:: What is being asked ::
Out of the records below, copy all lines in which the word "question" occurs.

[Dataset rows for apps and sites]
┏━━

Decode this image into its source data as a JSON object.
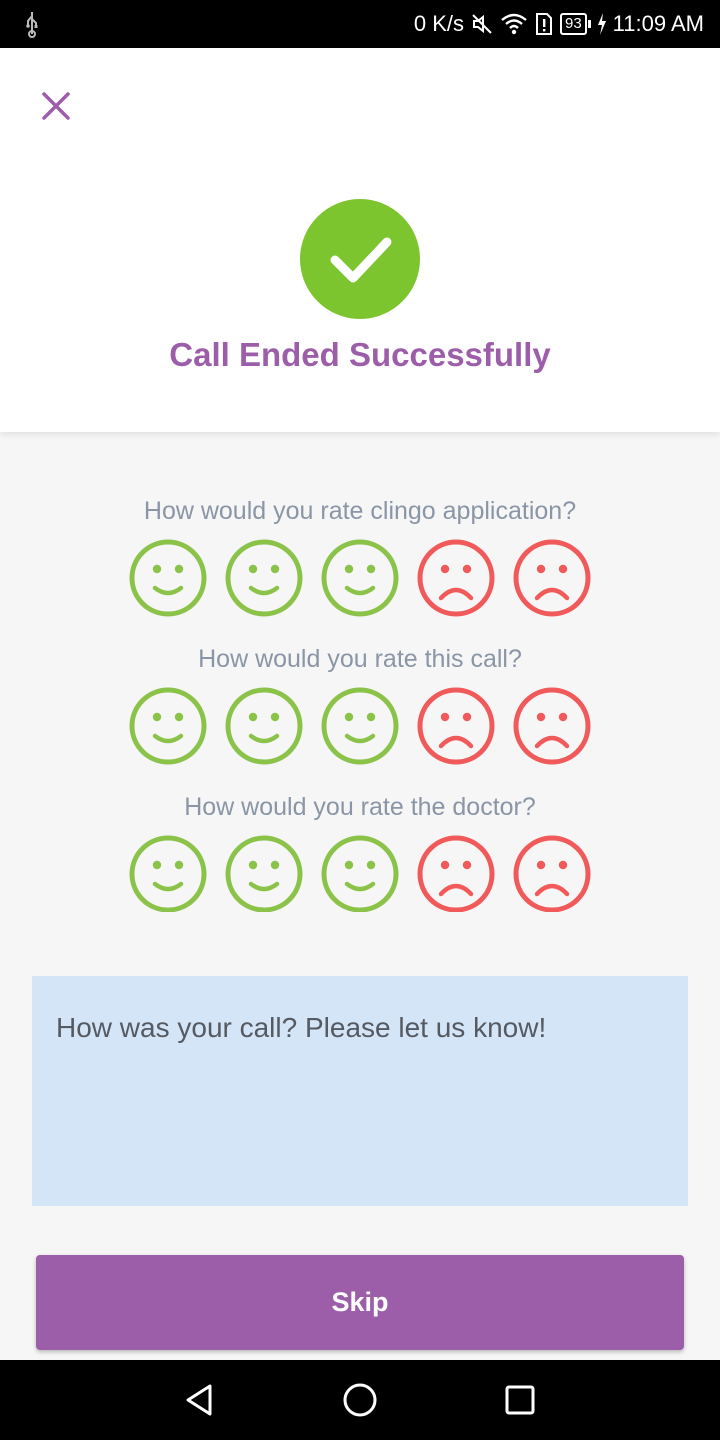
{
  "status_bar": {
    "speed": "0 K/s",
    "battery": "93",
    "time": "11:09 AM",
    "icons": [
      "usb-icon",
      "mute-icon",
      "wifi-icon",
      "sim-alert-icon",
      "battery-icon",
      "charging-icon"
    ]
  },
  "header": {
    "close_icon": "close-icon",
    "check_icon": "check-circle-icon",
    "title": "Call Ended Successfully"
  },
  "ratings": [
    {
      "question": "How would you rate clingo application?",
      "faces": [
        "happy",
        "happy",
        "happy",
        "sad",
        "sad"
      ]
    },
    {
      "question": "How would you rate this call?",
      "faces": [
        "happy",
        "happy",
        "happy",
        "sad",
        "sad"
      ]
    },
    {
      "question": "How would you rate the doctor?",
      "faces": [
        "happy",
        "happy",
        "happy",
        "sad",
        "sad"
      ]
    }
  ],
  "feedback": {
    "placeholder": "How was your call? Please let us know!",
    "value": ""
  },
  "skip_label": "Skip",
  "nav": [
    "back-icon",
    "home-icon",
    "recents-icon"
  ],
  "colors": {
    "accent": "#9c5ea9",
    "success": "#7dc52e",
    "happy": "#8bc34a",
    "sad": "#f05a5a",
    "feedback_bg": "#d4e5f7"
  }
}
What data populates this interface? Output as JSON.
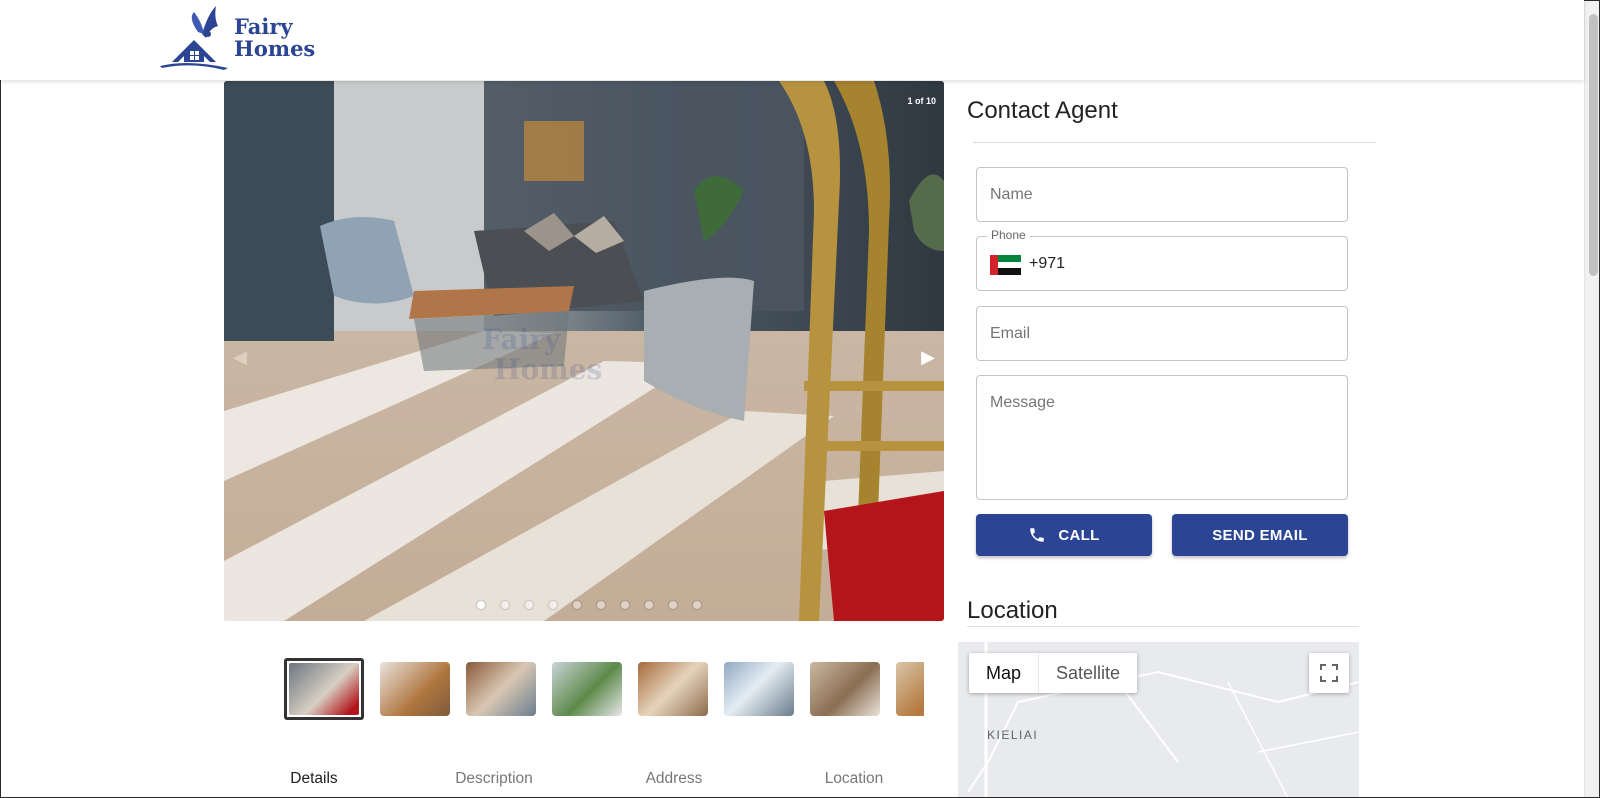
{
  "brand": {
    "name_line1": "Fairy",
    "name_line2": "Homes"
  },
  "gallery": {
    "counter": "1 of 10",
    "dot_count": 10,
    "active_index": 0,
    "thumbnail_count": 8,
    "prev_icon": "chevron-left-icon",
    "next_icon": "chevron-right-icon"
  },
  "tabs": [
    {
      "label": "Details"
    },
    {
      "label": "Description"
    },
    {
      "label": "Address"
    },
    {
      "label": "Location"
    }
  ],
  "contact": {
    "title": "Contact Agent",
    "name_placeholder": "Name",
    "phone_label": "Phone",
    "phone_value": "+971",
    "email_placeholder": "Email",
    "message_placeholder": "Message",
    "call_label": "CALL",
    "call_icon": "phone-icon",
    "send_label": "SEND EMAIL"
  },
  "location": {
    "title": "Location",
    "map_label": "Map",
    "satellite_label": "Satellite",
    "place_label": "KIELIAI",
    "fullscreen_icon": "fullscreen-icon"
  },
  "colors": {
    "brand": "#2b4594",
    "flag_red": "#d3232a",
    "flag_green": "#00843d",
    "flag_black": "#111111"
  }
}
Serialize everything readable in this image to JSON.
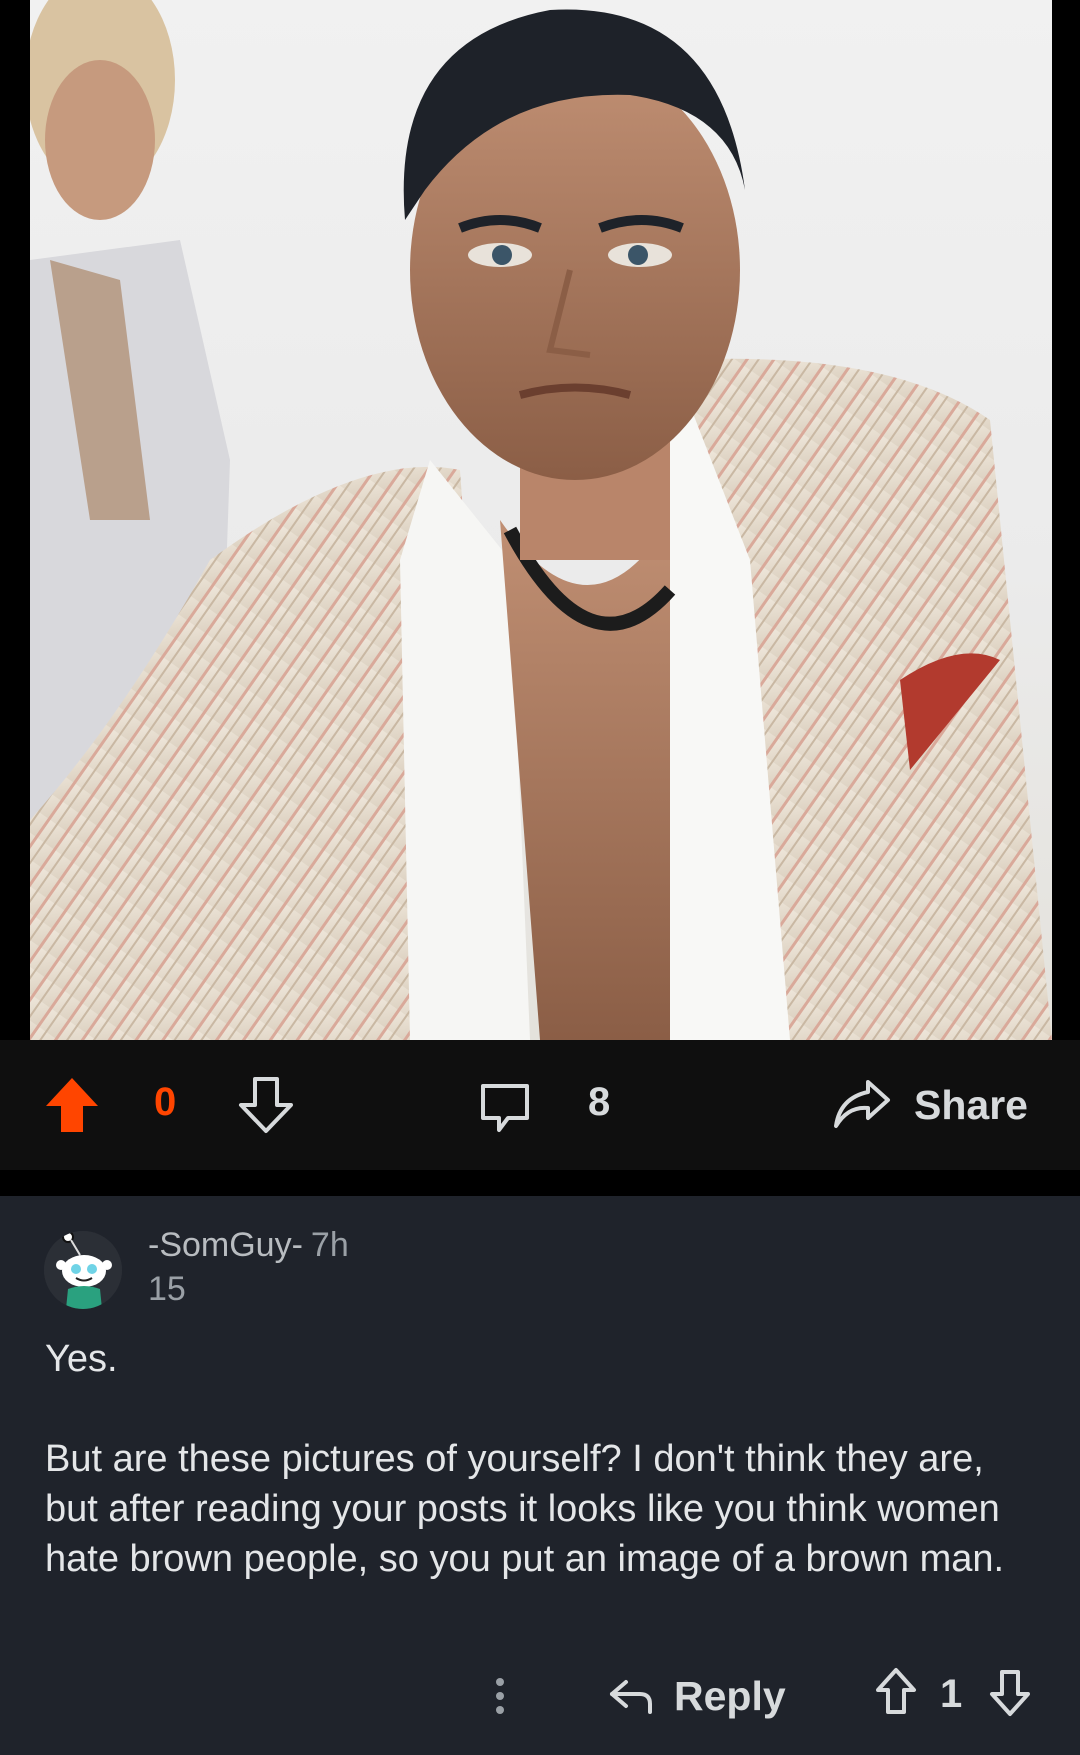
{
  "post": {
    "image_alt": "Photo of a man in a striped white jacket",
    "vote_count": "0",
    "comment_count": "8",
    "share_label": "Share",
    "colors": {
      "upvote_active": "#ff4500",
      "bar_bg": "#0f0f0f",
      "text": "#d7dadc"
    }
  },
  "comment": {
    "author": "-SomGuy-",
    "time": "7h",
    "author_karma": "15",
    "body": [
      "Yes.",
      "But are these pictures of yourself? I don't think they are, but after reading your posts it looks like you think women hate brown people, so you put an image of a brown man."
    ],
    "reply_label": "Reply",
    "score": "1",
    "icons": [
      "more-icon",
      "reply-icon",
      "upvote-icon",
      "downvote-icon"
    ],
    "colors": {
      "bg": "#1f232b"
    }
  }
}
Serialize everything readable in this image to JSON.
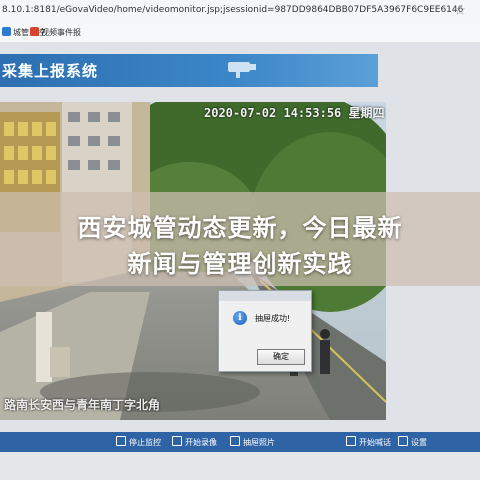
{
  "browser": {
    "url": "8.10.1:8181/eGovaVideo/home/videomonitor.jsp;jsessionid=987DD9864DBB07DF5A3967F6C9EE6146",
    "bookmarks": [
      "城管监控",
      "视频事件报"
    ]
  },
  "app": {
    "banner_title": "采集上报系统"
  },
  "video": {
    "timestamp": "2020-07-02 14:53:56 星期四",
    "street_label": "路南长安西与青年南丁字北角"
  },
  "headline": {
    "line1": "西安城管动态更新，今日最新",
    "line2": "新闻与管理创新实践"
  },
  "dialog": {
    "message": "抽屉成功!",
    "ok_label": "确定"
  },
  "toolbar": {
    "items": [
      "停止监控",
      "开始录像",
      "抽屉照片",
      "开始喊话",
      "设置"
    ]
  },
  "colors": {
    "banner": "#3b86c8",
    "toolbar": "#2e63a6",
    "overlay": "#cdbeb2"
  }
}
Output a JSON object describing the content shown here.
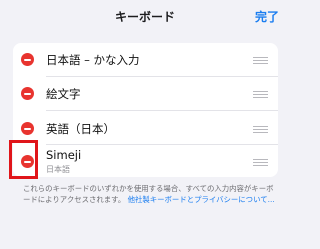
{
  "nav": {
    "title": "キーボード",
    "done_label": "完了"
  },
  "keyboards": [
    {
      "label": "日本語 – かな入力",
      "subtitle": ""
    },
    {
      "label": "絵文字",
      "subtitle": ""
    },
    {
      "label": "英語（日本）",
      "subtitle": ""
    },
    {
      "label": "Simeji",
      "subtitle": "日本語"
    }
  ],
  "icons": {
    "delete": "minus-circle-icon",
    "reorder": "reorder-handle-icon"
  },
  "footer": {
    "text": "これらのキーボードのいずれかを使用する場合、すべての入力内容がキーボードによりアクセスされます。",
    "link_text": "他社製キーボードとプライバシーについて..."
  },
  "colors": {
    "accent": "#1a7df0",
    "delete": "#e8342f",
    "highlight": "#e0151a",
    "background": "#f2f2f7"
  }
}
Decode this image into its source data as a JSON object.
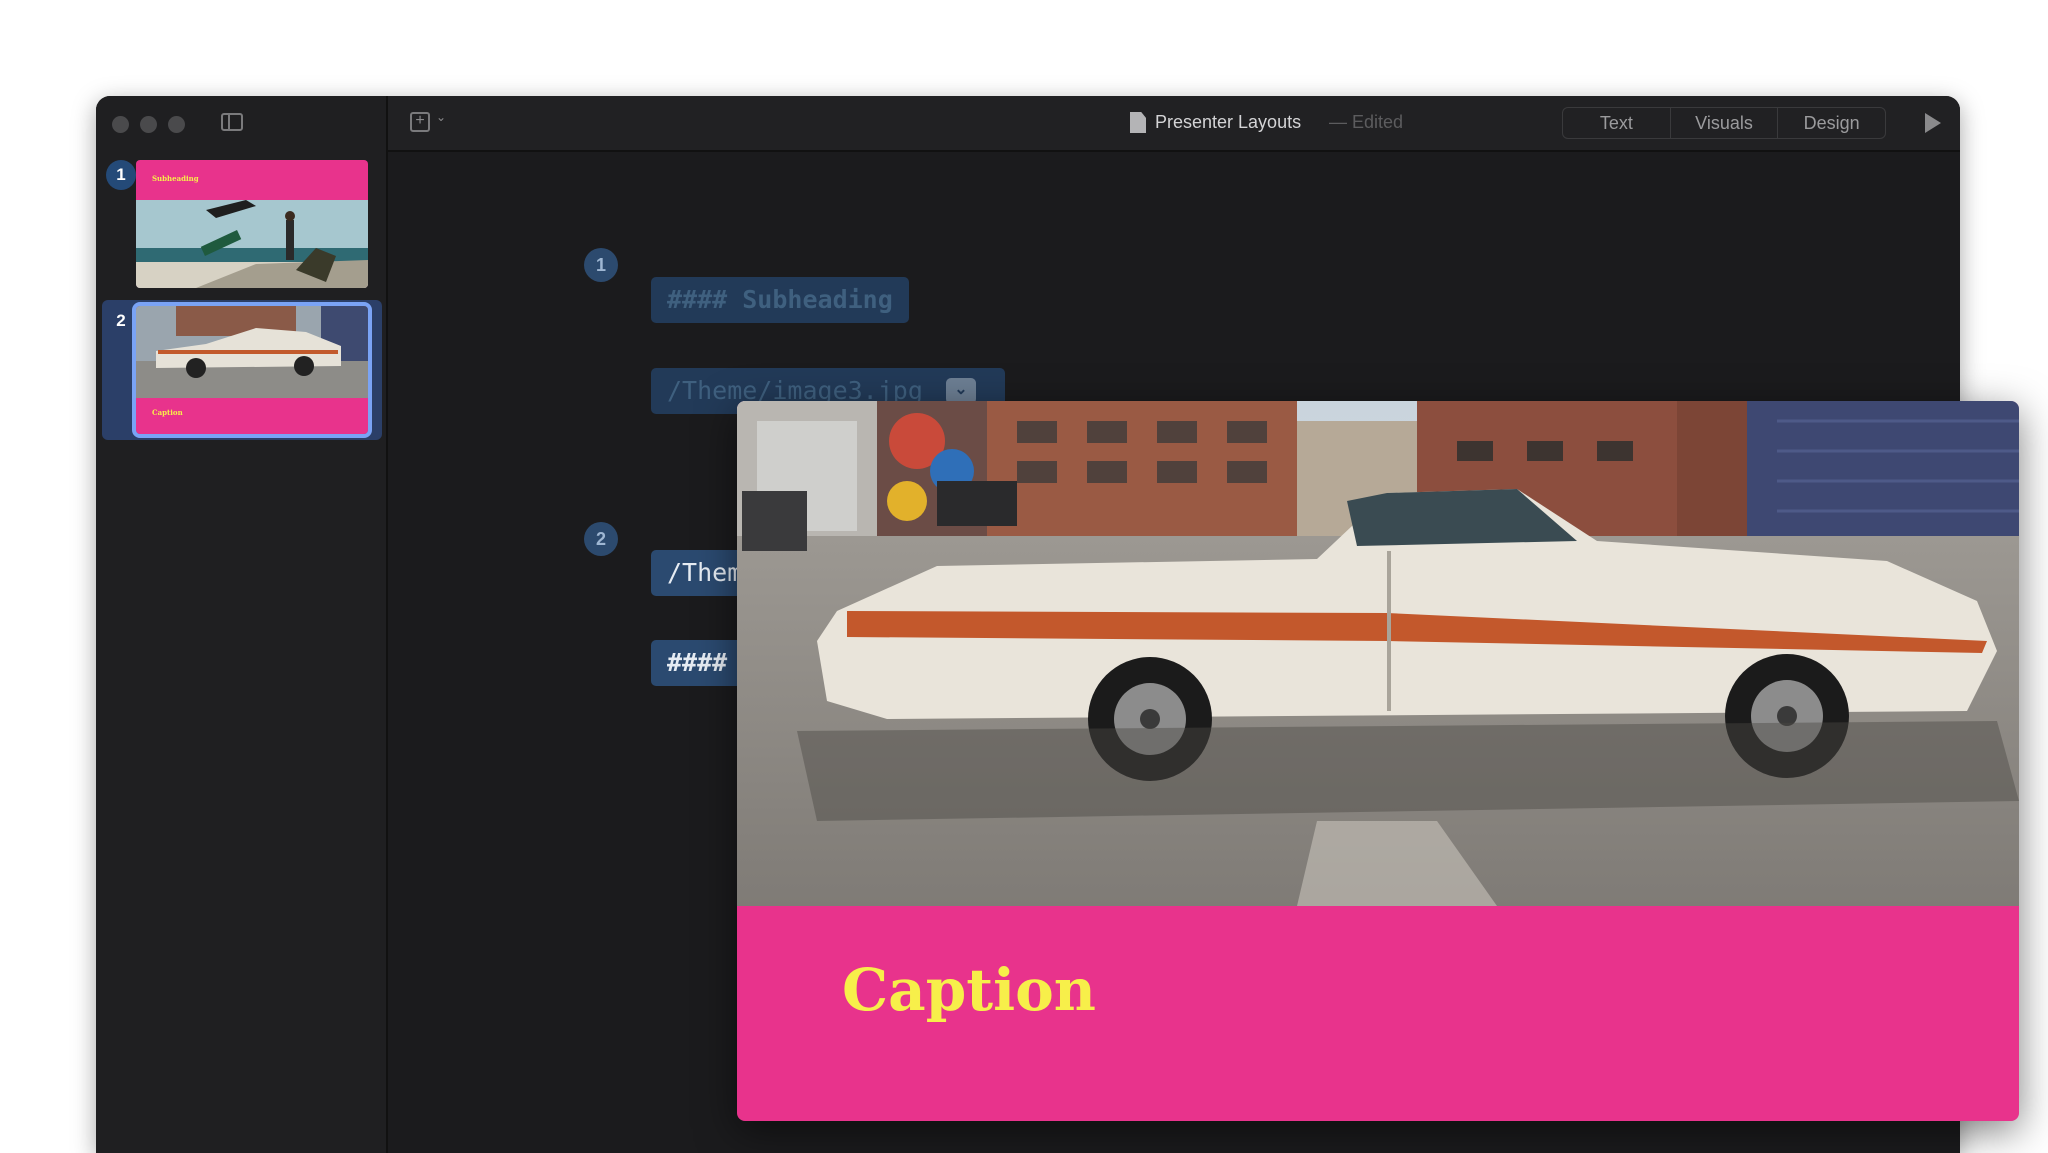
{
  "window": {
    "title": "Presenter Layouts",
    "status": "— Edited"
  },
  "toolbar": {
    "view_tabs": [
      "Text",
      "Visuals",
      "Design"
    ],
    "add_slide_icon": "add-slide-icon",
    "play_icon": "play-icon"
  },
  "slides": [
    {
      "number": "1",
      "title": "Subheading"
    },
    {
      "number": "2",
      "title": "Caption"
    }
  ],
  "editor": {
    "blocks": [
      {
        "number": "1",
        "lines": [
          "#### Subheading",
          "/Theme/image3.jpg"
        ]
      },
      {
        "separator": "---"
      },
      {
        "number": "2",
        "lines": [
          "/Them",
          "####"
        ]
      }
    ]
  },
  "preview": {
    "caption": "Caption"
  },
  "colors": {
    "accent_pink": "#e8338c",
    "caption_yellow": "#f7ef4a",
    "selection_blue": "#2b3f68",
    "window_bg": "#1d1d1f"
  }
}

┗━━

:: Solution to the problem ::
      "question": "How would you rate clingo application?",
      "question": "How would you rate this call?",
      "question": "How would you rate the doctor?",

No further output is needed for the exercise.